For its first 60 years as part of the United States, Alaska did not have its own flag and flew only the American flag, according to the Alaska Historical Society. The U.S. had purchased the region from Russia in 1867, and for most of the next century, Alaska was a U.S. territory, like Puerto Rico and the U.S. Virgin Islands are today. (By the way, they both have flags.) Alaska wouldn't become a state until 1959, according to the Library of Congress.

In 1926, when Alaska was still a territory and decades away from statehood, territorial governor George Parks and the local American Legion decided that the territory needed a flag. What's more, they outsourced the design of the flag to the state's teenagers; children in grades 7-12 were asked to come up with a design to represent the territory moving forward, per the Alaska Historical Society.

The Alaska American Legion received several dozen submissions, according to Netstate, many that referenced certain aspects of the state and might have made an equally good choice. But at the end of the day, the winning design, which today remains as the Alaska state flag, was made by a 13-year-old boy named John Bell ("Benny") Benson.

The winning design

The committee that considered the flag submissions from Alaska's teenagers fielded quite a few that were variations on the same thing, according to Netstate. The Alaska territorial seal figured prominently in many designs, polar bears in others — including at least one that depicted a polar bear atop a globe. Some referenced the state's fishing and mining industries.

Benny Benson's design scratched the committee right where it itched, however. It depicted the Big Dipper constellation, itself a part of Ursa Major (the Great Bear), a reference to Alaska's bears. Another star represents the North Star, reflecting Alaska's position in the North and its quest for statehood; if and when it became a state, it would be the northernmost. The blue background represents not just the night sky, but also the forget-me-not, Alaska's state flower. "Benny Benson made a tremendous impact on Alaska history when he submitted his entry that featured the Big Dipper and the North Star. His story is a wonderful example of how one young person can really make a difference. The flag story continues to remind us of the importance of listening to the ideas and opinions of young people," said Alaska Lieutenant Governor Fran Ulmar in 2002, per Netstate. For his efforts, Benson received a $1,000 award (a princely sum in those days) and a watch, according to the Alaska Historical Society.

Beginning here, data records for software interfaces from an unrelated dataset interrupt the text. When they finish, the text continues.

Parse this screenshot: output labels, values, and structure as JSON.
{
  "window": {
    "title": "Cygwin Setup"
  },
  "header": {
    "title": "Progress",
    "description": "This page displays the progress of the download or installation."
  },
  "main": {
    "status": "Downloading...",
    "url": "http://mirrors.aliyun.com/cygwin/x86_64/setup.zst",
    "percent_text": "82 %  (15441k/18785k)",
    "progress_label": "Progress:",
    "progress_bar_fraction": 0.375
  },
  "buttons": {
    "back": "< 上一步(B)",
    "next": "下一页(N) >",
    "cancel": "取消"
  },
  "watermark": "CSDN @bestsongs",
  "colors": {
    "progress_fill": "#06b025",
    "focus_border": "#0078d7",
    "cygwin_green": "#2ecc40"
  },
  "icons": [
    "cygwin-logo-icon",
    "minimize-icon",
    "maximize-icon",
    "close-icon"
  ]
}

Benny Benson's difficult life

Benny Benson's decision to lean into Alaska's night sky, the Big Dipper, and the North Star may have been just what the territory needed for their flag, but Benson himself lived in an orphanage. As the University of Alaska explains, he was born to an Aleut-Russian woman and a Swedish fisherman father. In Benson's day, Alaskan natives were at risk from repeated epidemics, and when Benson was three years old, his mother died, so his father sent him to live in the Jesse Lee Home orphanage.

After graduating high school, Benson reunited with his father and took whatever work he could get. However, when work dried up, he moved to Seattle and he used his money from the flag contest to fund his education as a diesel mechanic. He later married, had children, divorced, returned to Alaska, and became an airplane mechanic. He also reunited with at least one of his siblings, had his leg amputated, and in 1972, married another former resident of the Jesse Lee Home. That same year, he died of a heart attack at 58 years of age.